**WHAT THE EXERCISE ASKS:**
Would you please report how many lines of the listing contain "JSON"? Reply with that number only.

PROVIDED INFORMATION below:

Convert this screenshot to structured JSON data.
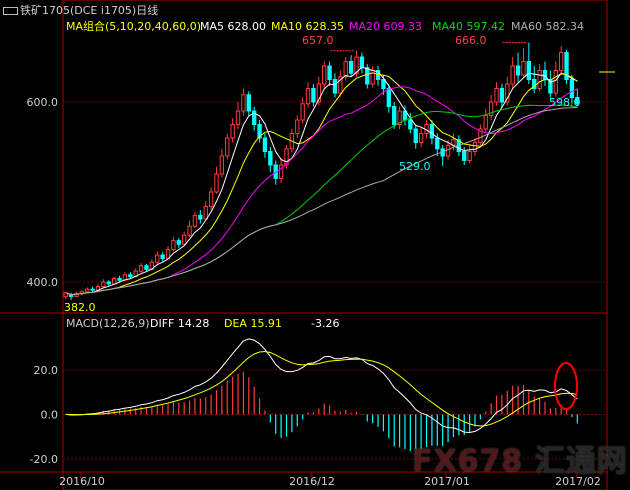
{
  "header": {
    "title": "铁矿1705(DCE i1705)日线",
    "ma_group_label": "MA组合(5,10,20,40,60,0)",
    "ma5": "MA5  628.00",
    "ma10": "MA10  628.35",
    "ma20": "MA20  609.33",
    "ma40": "MA40  597.42",
    "ma60": "MA60  582.34"
  },
  "macd_header": {
    "label": "MACD(12,26,9)",
    "diff": "DIFF   14.28",
    "dea": "DEA   15.91",
    "macd": "-3.26"
  },
  "annotations": {
    "high1": "657.0",
    "high2": "666.0",
    "low1": "529.0",
    "last": "598.0",
    "start": "382.0"
  },
  "watermark": {
    "brand": "FX678",
    "cn": "汇通网"
  },
  "colors": {
    "up": "#ff3b3b",
    "down": "#00ffff",
    "ma5": "#ffffff",
    "ma10": "#ffff00",
    "ma20": "#ff00ff",
    "ma40": "#00cc00",
    "ma60": "#aaaaaa",
    "grid": "#7a0000",
    "axis": "#aa0000",
    "circle": "#ff0000"
  },
  "chart_data": [
    {
      "type": "candlestick",
      "title": "铁矿1705(DCE i1705)日线",
      "x_labels": [
        "2016/10",
        "2016/12",
        "2017/01",
        "2017/02"
      ],
      "y_ticks": [
        400.0,
        600.0
      ],
      "ylim": [
        380,
        680
      ],
      "candles": [
        [
          384,
          388,
          381,
          386
        ],
        [
          386,
          384,
          380,
          388
        ],
        [
          384,
          387,
          383,
          389
        ],
        [
          387,
          389,
          385,
          391
        ],
        [
          389,
          392,
          387,
          394
        ],
        [
          392,
          391,
          388,
          395
        ],
        [
          391,
          395,
          390,
          398
        ],
        [
          395,
          400,
          394,
          403
        ],
        [
          400,
          398,
          395,
          402
        ],
        [
          398,
          404,
          397,
          406
        ],
        [
          404,
          402,
          400,
          407
        ],
        [
          402,
          408,
          401,
          411
        ],
        [
          408,
          406,
          403,
          411
        ],
        [
          406,
          412,
          405,
          415
        ],
        [
          412,
          418,
          410,
          421
        ],
        [
          418,
          414,
          411,
          420
        ],
        [
          414,
          422,
          413,
          425
        ],
        [
          422,
          430,
          420,
          434
        ],
        [
          430,
          426,
          423,
          433
        ],
        [
          426,
          436,
          425,
          440
        ],
        [
          436,
          446,
          434,
          450
        ],
        [
          446,
          442,
          438,
          449
        ],
        [
          442,
          452,
          440,
          456
        ],
        [
          452,
          462,
          450,
          468
        ],
        [
          462,
          474,
          460,
          478
        ],
        [
          474,
          470,
          465,
          480
        ],
        [
          470,
          484,
          468,
          490
        ],
        [
          484,
          500,
          480,
          505
        ],
        [
          500,
          520,
          498,
          528
        ],
        [
          520,
          540,
          516,
          548
        ],
        [
          540,
          560,
          536,
          565
        ],
        [
          560,
          575,
          555,
          582
        ],
        [
          575,
          590,
          570,
          600
        ],
        [
          590,
          608,
          585,
          615
        ],
        [
          608,
          590,
          585,
          612
        ],
        [
          590,
          575,
          568,
          595
        ],
        [
          575,
          560,
          555,
          580
        ],
        [
          560,
          545,
          538,
          565
        ],
        [
          545,
          530,
          522,
          550
        ],
        [
          530,
          515,
          508,
          535
        ],
        [
          515,
          530,
          510,
          538
        ],
        [
          530,
          548,
          526,
          552
        ],
        [
          548,
          565,
          544,
          570
        ],
        [
          565,
          580,
          560,
          585
        ],
        [
          580,
          598,
          576,
          605
        ],
        [
          598,
          615,
          594,
          622
        ],
        [
          615,
          600,
          595,
          620
        ],
        [
          600,
          620,
          596,
          628
        ],
        [
          620,
          640,
          615,
          645
        ],
        [
          640,
          625,
          618,
          645
        ],
        [
          625,
          610,
          605,
          632
        ],
        [
          610,
          628,
          606,
          635
        ],
        [
          628,
          645,
          624,
          650
        ],
        [
          645,
          632,
          628,
          652
        ],
        [
          632,
          650,
          628,
          657
        ],
        [
          650,
          638,
          632,
          655
        ],
        [
          638,
          620,
          615,
          642
        ],
        [
          620,
          635,
          616,
          640
        ],
        [
          635,
          625,
          618,
          640
        ],
        [
          625,
          615,
          608,
          630
        ],
        [
          615,
          595,
          588,
          620
        ],
        [
          595,
          575,
          570,
          600
        ],
        [
          575,
          590,
          570,
          595
        ],
        [
          590,
          580,
          574,
          596
        ],
        [
          580,
          570,
          565,
          588
        ],
        [
          570,
          555,
          548,
          575
        ],
        [
          555,
          565,
          550,
          572
        ],
        [
          565,
          575,
          560,
          580
        ],
        [
          575,
          560,
          553,
          580
        ],
        [
          560,
          548,
          540,
          565
        ],
        [
          548,
          540,
          529,
          552
        ],
        [
          540,
          552,
          536,
          558
        ],
        [
          552,
          558,
          546,
          565
        ],
        [
          558,
          545,
          540,
          563
        ],
        [
          545,
          535,
          530,
          550
        ],
        [
          535,
          545,
          532,
          552
        ],
        [
          545,
          555,
          540,
          560
        ],
        [
          555,
          570,
          552,
          575
        ],
        [
          570,
          585,
          566,
          592
        ],
        [
          585,
          600,
          580,
          608
        ],
        [
          600,
          615,
          596,
          622
        ],
        [
          615,
          600,
          594,
          620
        ],
        [
          600,
          620,
          596,
          628
        ],
        [
          620,
          640,
          615,
          650
        ],
        [
          640,
          630,
          622,
          655
        ],
        [
          630,
          645,
          626,
          660
        ],
        [
          645,
          625,
          620,
          666
        ],
        [
          625,
          615,
          610,
          640
        ],
        [
          615,
          635,
          612,
          642
        ],
        [
          635,
          625,
          618,
          645
        ],
        [
          625,
          610,
          605,
          635
        ],
        [
          610,
          635,
          606,
          645
        ],
        [
          635,
          655,
          630,
          662
        ],
        [
          655,
          625,
          620,
          658
        ],
        [
          625,
          605,
          598,
          630
        ],
        [
          605,
          598,
          595,
          615
        ]
      ],
      "ma_series": [
        {
          "name": "MA5",
          "values": [
            600,
            590,
            618,
            632,
            628
          ]
        },
        {
          "name": "MA10",
          "values": [
            605,
            600,
            612,
            630,
            628
          ]
        },
        {
          "name": "MA20",
          "values": [
            590,
            598,
            600,
            615,
            609
          ]
        },
        {
          "name": "MA40",
          "values": [
            560,
            575,
            590,
            598,
            597
          ]
        },
        {
          "name": "MA60",
          "values": [
            540,
            560,
            575,
            583,
            582
          ]
        }
      ]
    },
    {
      "type": "bar_line",
      "title": "MACD(12,26,9)",
      "y_ticks": [
        20.0,
        0.0,
        -20.0
      ],
      "ylim": [
        -25,
        38
      ],
      "series": [
        {
          "name": "DIFF",
          "values": [
            14.28
          ]
        },
        {
          "name": "DEA",
          "values": [
            15.91
          ]
        },
        {
          "name": "MACD",
          "values": [
            -3.26
          ]
        }
      ]
    }
  ]
}
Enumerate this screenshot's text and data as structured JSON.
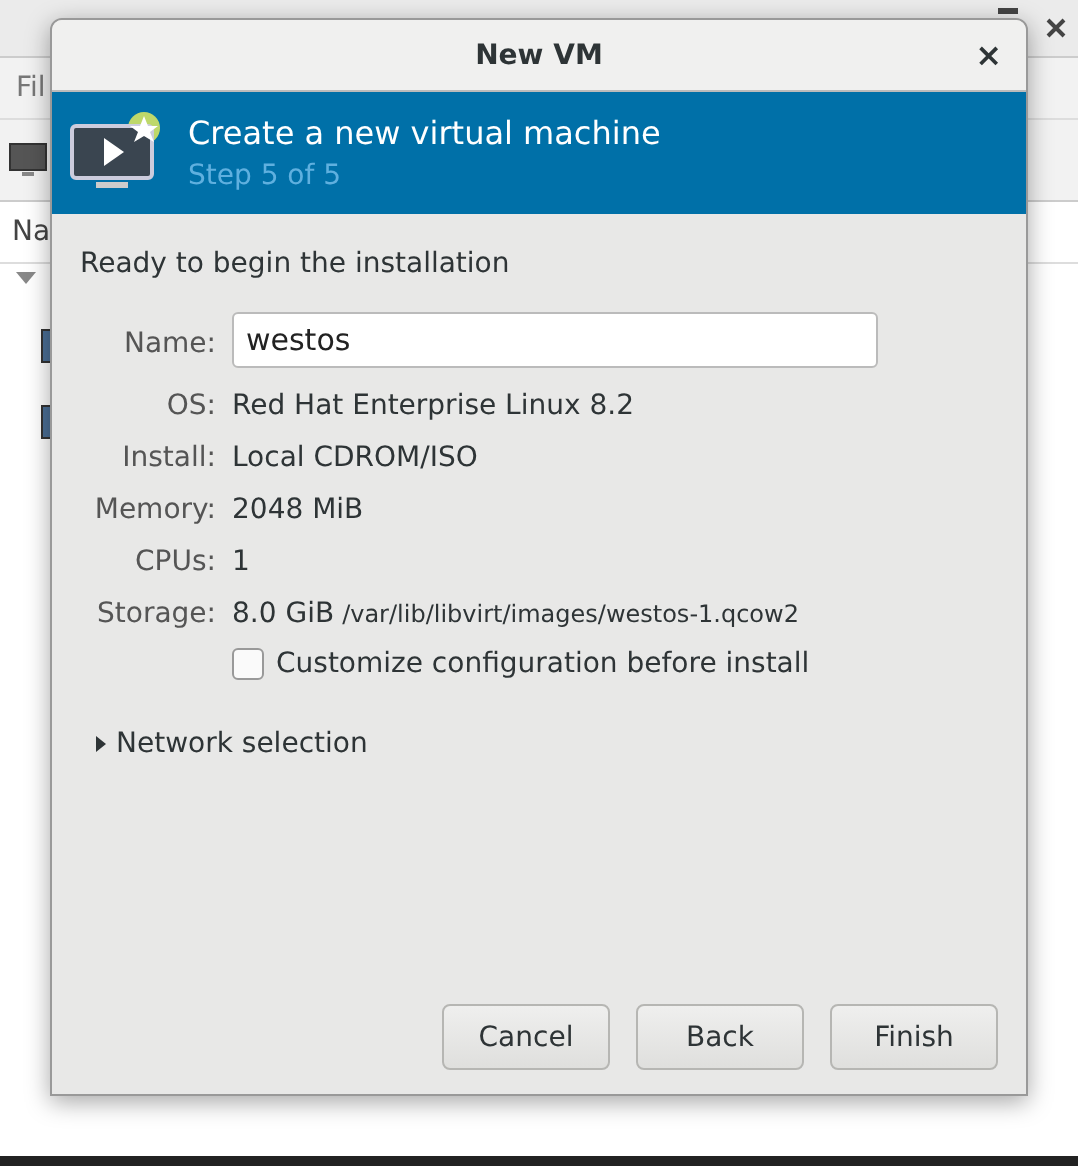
{
  "background_window": {
    "menu_text": "Fil",
    "column_header": "Na"
  },
  "dialog": {
    "title": "New VM",
    "close": "×",
    "header": {
      "title": "Create a new virtual machine",
      "step": "Step 5 of 5"
    },
    "intro": "Ready to begin the installation",
    "name_field": {
      "label": "Name:",
      "value": "westos"
    },
    "details": [
      {
        "label": "OS:",
        "value": "Red Hat Enterprise Linux 8.2"
      },
      {
        "label": "Install:",
        "value": "Local CDROM/ISO"
      },
      {
        "label": "Memory:",
        "value": "2048 MiB"
      },
      {
        "label": "CPUs:",
        "value": "1"
      },
      {
        "label": "Storage:",
        "value": "8.0 GiB",
        "path": "/var/lib/libvirt/images/westos-1.qcow2"
      }
    ],
    "customize": {
      "label": "Customize configuration before install",
      "checked": false
    },
    "network": {
      "label": "Network selection",
      "expanded": false
    },
    "buttons": [
      "Cancel",
      "Back",
      "Finish"
    ]
  }
}
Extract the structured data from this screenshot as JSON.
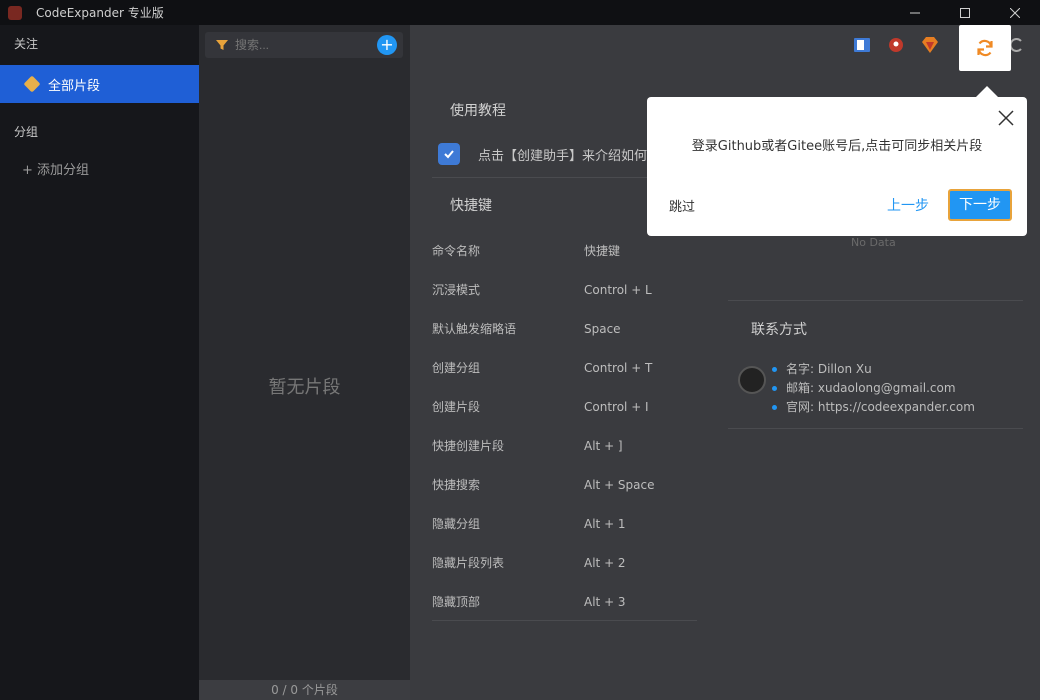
{
  "window": {
    "title": "CodeExpander 专业版"
  },
  "sidebar": {
    "follow_label": "关注",
    "all_snippets_label": "全部片段",
    "group_label": "分组",
    "add_group_label": "+ 添加分组"
  },
  "list_panel": {
    "search_placeholder": "搜索...",
    "empty_text": "暂无片段",
    "footer_count": "0 / 0 个片段"
  },
  "main": {
    "tutorial_title": "使用教程",
    "tutorial_item": "点击【创建助手】来介绍如何",
    "shortcut_title": "快捷键",
    "shortcut_header": {
      "cmd": "命令名称",
      "key": "快捷键"
    },
    "shortcuts": [
      {
        "cmd": "沉浸模式",
        "key": "Control + L"
      },
      {
        "cmd": "默认触发缩略语",
        "key": "Space"
      },
      {
        "cmd": "创建分组",
        "key": "Control + T"
      },
      {
        "cmd": "创建片段",
        "key": "Control + I"
      },
      {
        "cmd": "快捷创建片段",
        "key": "Alt + ]"
      },
      {
        "cmd": "快捷搜索",
        "key": "Alt + Space"
      },
      {
        "cmd": "隐藏分组",
        "key": "Alt + 1"
      },
      {
        "cmd": "隐藏片段列表",
        "key": "Alt + 2"
      },
      {
        "cmd": "隐藏顶部",
        "key": "Alt + 3"
      }
    ],
    "no_data": "No Data",
    "contact_title": "联系方式",
    "contact": [
      "名字: Dillon Xu",
      "邮箱: xudaolong@gmail.com",
      "官网: https://codeexpander.com"
    ]
  },
  "popover": {
    "message": "登录Github或者Gitee账号后,点击可同步相关片段",
    "skip": "跳过",
    "prev": "上一步",
    "next": "下一步"
  },
  "colors": {
    "accent": "#2196f3",
    "sync_orange": "#f08a24",
    "active_blue": "#1f5fd6"
  },
  "icons": [
    "filter-icon",
    "add-icon",
    "book-icon",
    "rocket-icon",
    "gem-icon",
    "sync-icon",
    "c-logo-icon",
    "close-icon",
    "tag-icon",
    "check-icon"
  ]
}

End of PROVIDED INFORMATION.

**RESULT:**
3